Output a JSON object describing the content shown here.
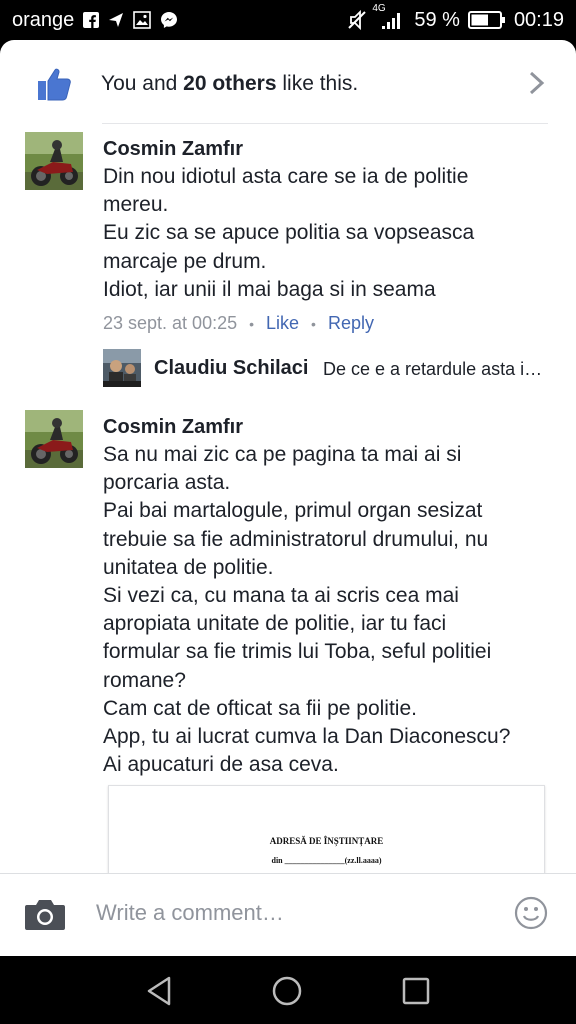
{
  "status_bar": {
    "carrier": "orange",
    "network": "4G",
    "battery": "59 %",
    "time": "00:19",
    "icons": [
      "facebook-icon",
      "send-icon",
      "gallery-icon",
      "messenger-icon",
      "mute-icon",
      "signal-icon",
      "battery-icon"
    ]
  },
  "likes": {
    "prefix": "You and ",
    "count_label": "20 others",
    "suffix": " like this."
  },
  "comments": [
    {
      "author": "Cosmin Zamfır",
      "lines": [
        "Din nou idiotul asta care se ia de politie",
        "mereu.",
        "Eu zic sa se apuce politia sa vopseasca",
        "marcaje pe drum.",
        "Idiot, iar unii il mai baga si in seama"
      ],
      "timestamp": "23 sept. at 00:25",
      "like_label": "Like",
      "reply_label": "Reply",
      "reply_preview": {
        "author": "Claudiu Schilaci",
        "snippet": "De ce e a retardule asta i…"
      }
    },
    {
      "author": "Cosmin Zamfır",
      "lines": [
        "Sa nu mai zic ca pe pagina ta mai ai si",
        "porcaria asta.",
        "Pai bai martalogule, primul organ sesizat",
        "trebuie sa fie administratorul drumului, nu",
        "unitatea de politie.",
        "Si vezi ca, cu mana ta ai scris cea mai",
        "apropiata unitate de politie, iar tu faci",
        "formular sa fie trimis lui Toba, seful politiei",
        "romane?",
        "Cam cat de ofticat sa fii pe politie.",
        "App, tu ai lucrat cumva la Dan Diaconescu?",
        "Ai apucaturi de asa ceva."
      ],
      "attachment": {
        "title": "ADRESĂ DE ÎNȘTIINȚARE",
        "line": "din _______________(zz.ll.aaaa)"
      }
    }
  ],
  "composer": {
    "placeholder": "Write a comment…"
  },
  "colors": {
    "link": "#4267b2",
    "like_blue": "#4a76d1",
    "meta_gray": "#90949c",
    "text": "#1d2129"
  }
}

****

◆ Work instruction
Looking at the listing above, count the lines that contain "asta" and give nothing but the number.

◆ Answer below
3